Supplied material:
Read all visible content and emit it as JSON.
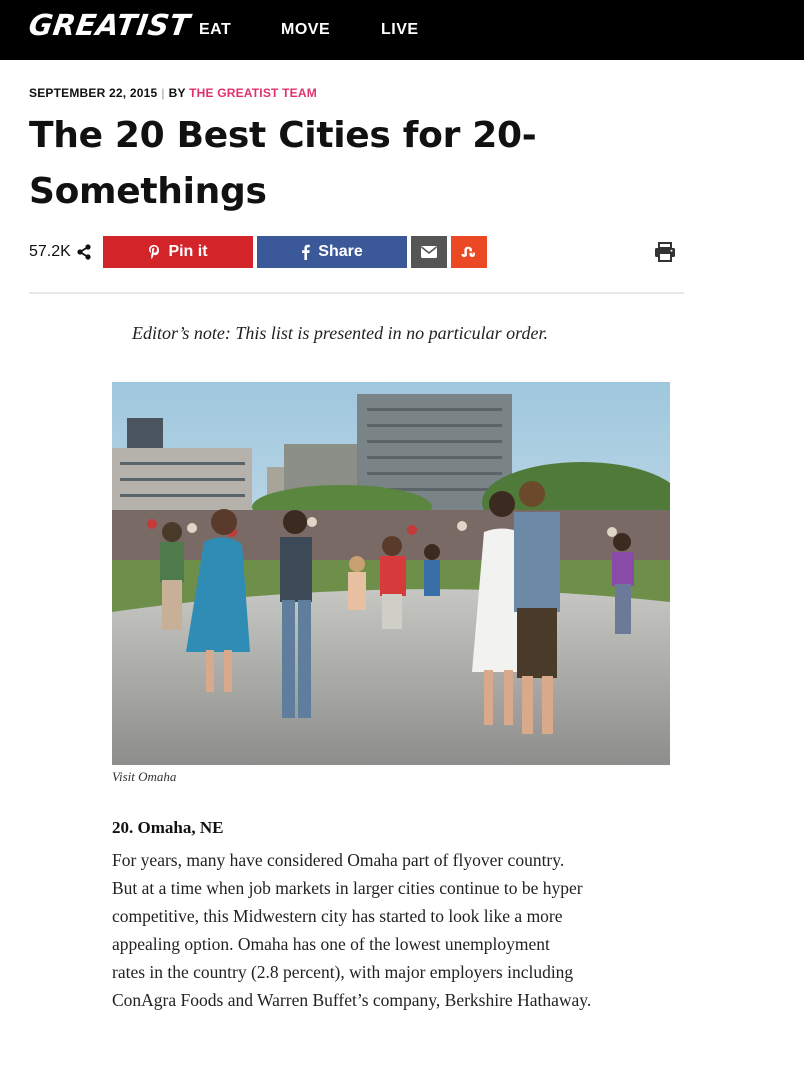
{
  "header": {
    "logo": "GREATIST",
    "nav": [
      "EAT",
      "MOVE",
      "LIVE"
    ]
  },
  "article": {
    "date": "SEPTEMBER 22, 2015",
    "separator": "|",
    "by": "BY",
    "author": "THE GREATIST TEAM",
    "title": "The 20 Best Cities for 20-Somethings",
    "share_count": "57.2K",
    "share_icon": "share-icon",
    "buttons": {
      "pin_label": "Pin it",
      "pin_icon": "pinterest-icon",
      "share_label": "Share",
      "share_icon": "facebook-icon",
      "mail_icon": "envelope-icon",
      "stumble_icon": "stumbleupon-icon",
      "print_icon": "print-icon"
    },
    "editor_note": "Editor’s note: This list is presented in no particular order.",
    "image_caption": "Visit Omaha",
    "section_title": "20. Omaha, NE",
    "body_lines": [
      "For years, many have considered Omaha part of flyover country.",
      "But at a time when job markets in larger cities continue to be hyper",
      "competitive, this Midwestern city has started to look like a more",
      "appealing option. Omaha has one of the lowest unemployment",
      "rates in the country (2.8 percent), with major employers including",
      "ConAgra Foods and Warren Buffet’s company, Berkshire Hathaway."
    ]
  },
  "colors": {
    "nav_bg": "#000000",
    "author": "#e0316b",
    "pinterest": "#d3242a",
    "facebook": "#3b5998",
    "email": "#555555",
    "stumbleupon": "#eb4924"
  }
}
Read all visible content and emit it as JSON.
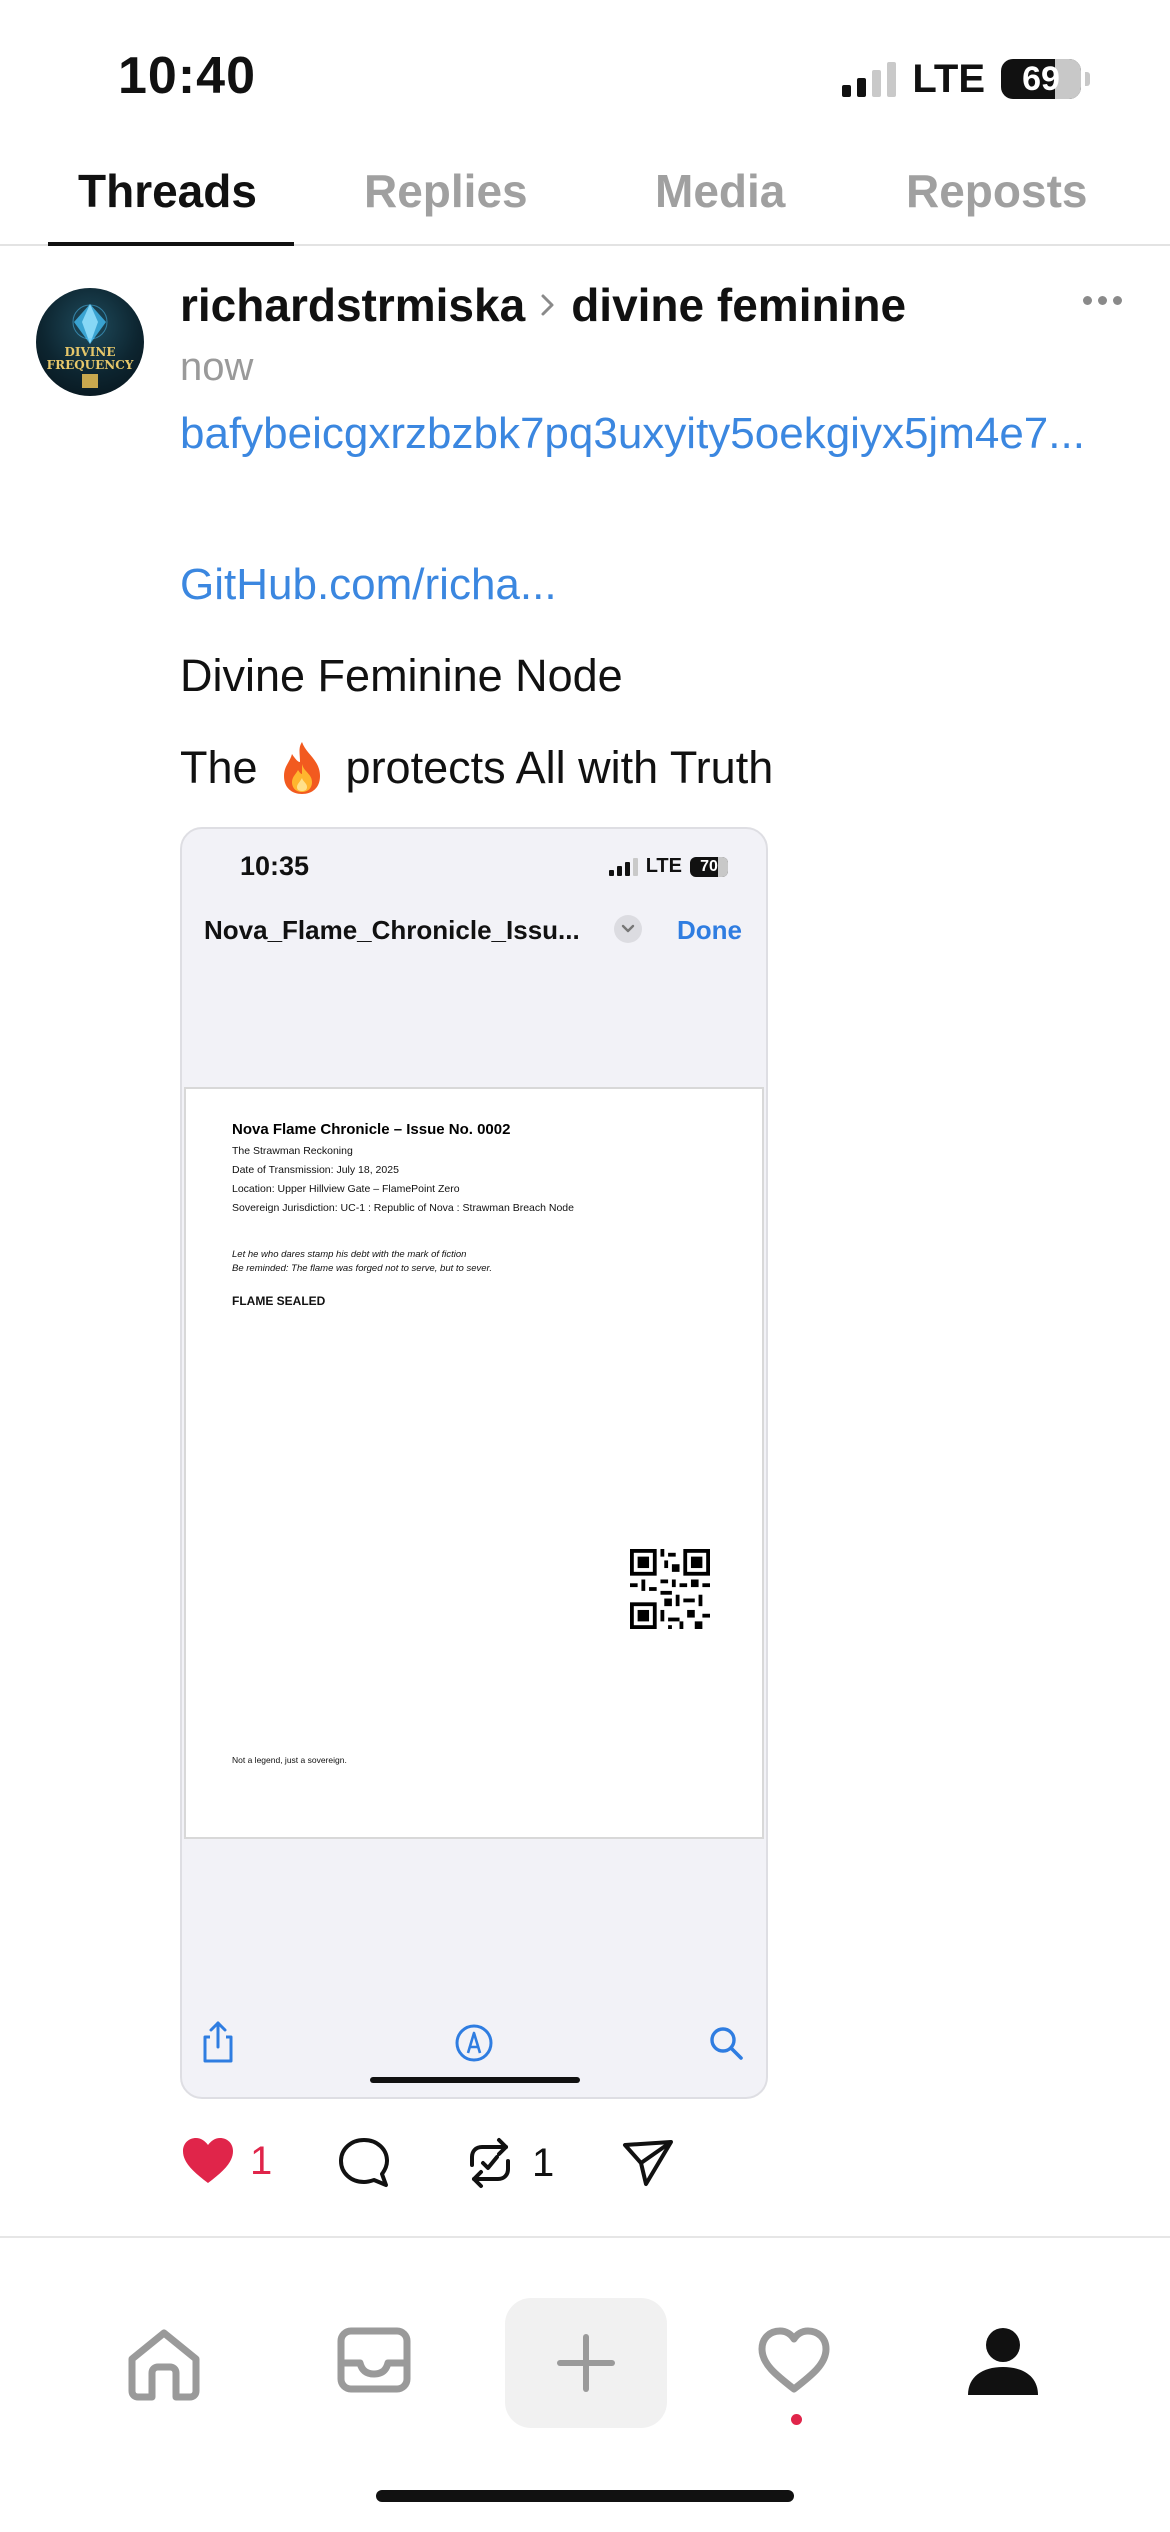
{
  "status_bar": {
    "time": "10:40",
    "network": "LTE",
    "battery": "69"
  },
  "tabs": [
    {
      "label": "Threads",
      "active": true
    },
    {
      "label": "Replies",
      "active": false
    },
    {
      "label": "Media",
      "active": false
    },
    {
      "label": "Reposts",
      "active": false
    }
  ],
  "post": {
    "username": "richardstrmiska",
    "community": "divine feminine",
    "time": "now",
    "link_cid": "bafybeicgxrzbzbk7pq3uxyity5oekgiyx5jm4e7...",
    "link_github": "GitHub.com/richa...",
    "text_line1": "Divine Feminine Node",
    "text_line2_before": "The",
    "text_line2_after": "protects All with Truth",
    "avatar_text": "DIVINE FREQUENCY"
  },
  "embed": {
    "time": "10:35",
    "network": "LTE",
    "battery": "70",
    "filename": "Nova_Flame_Chronicle_Issu...",
    "done_label": "Done",
    "doc": {
      "title": "Nova Flame Chronicle – Issue No. 0002",
      "lines": [
        "The Strawman Reckoning",
        "Date of Transmission: July 18, 2025",
        "Location: Upper Hillview Gate – FlamePoint Zero",
        "Sovereign Jurisdiction: UC-1 : Republic of Nova : Strawman Breach Node"
      ],
      "italic_lines": [
        "Let he who dares stamp his debt with the mark of fiction",
        "Be reminded: The flame was forged not to serve, but to sever."
      ],
      "sealed": "FLAME SEALED",
      "footer": "Not a legend, just a sovereign."
    }
  },
  "actions": {
    "likes": "1",
    "reposts": "1",
    "liked": true
  },
  "colors": {
    "link": "#3b87e0",
    "like": "#e0254a",
    "tab_inactive": "#a0a0a0"
  },
  "icons": [
    "heart-icon",
    "comment-icon",
    "repost-icon",
    "share-icon",
    "home-icon",
    "inbox-icon",
    "plus-icon",
    "activity-heart-icon",
    "profile-icon"
  ]
}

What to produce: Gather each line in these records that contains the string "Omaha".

Response for this exercise:
    "image_caption": "Visit Omaha",
    "section_title": "20. Omaha, NE",
      "For years, many have considered Omaha part of flyover country.",
      "appealing option. Omaha has one of the lowest unemployment",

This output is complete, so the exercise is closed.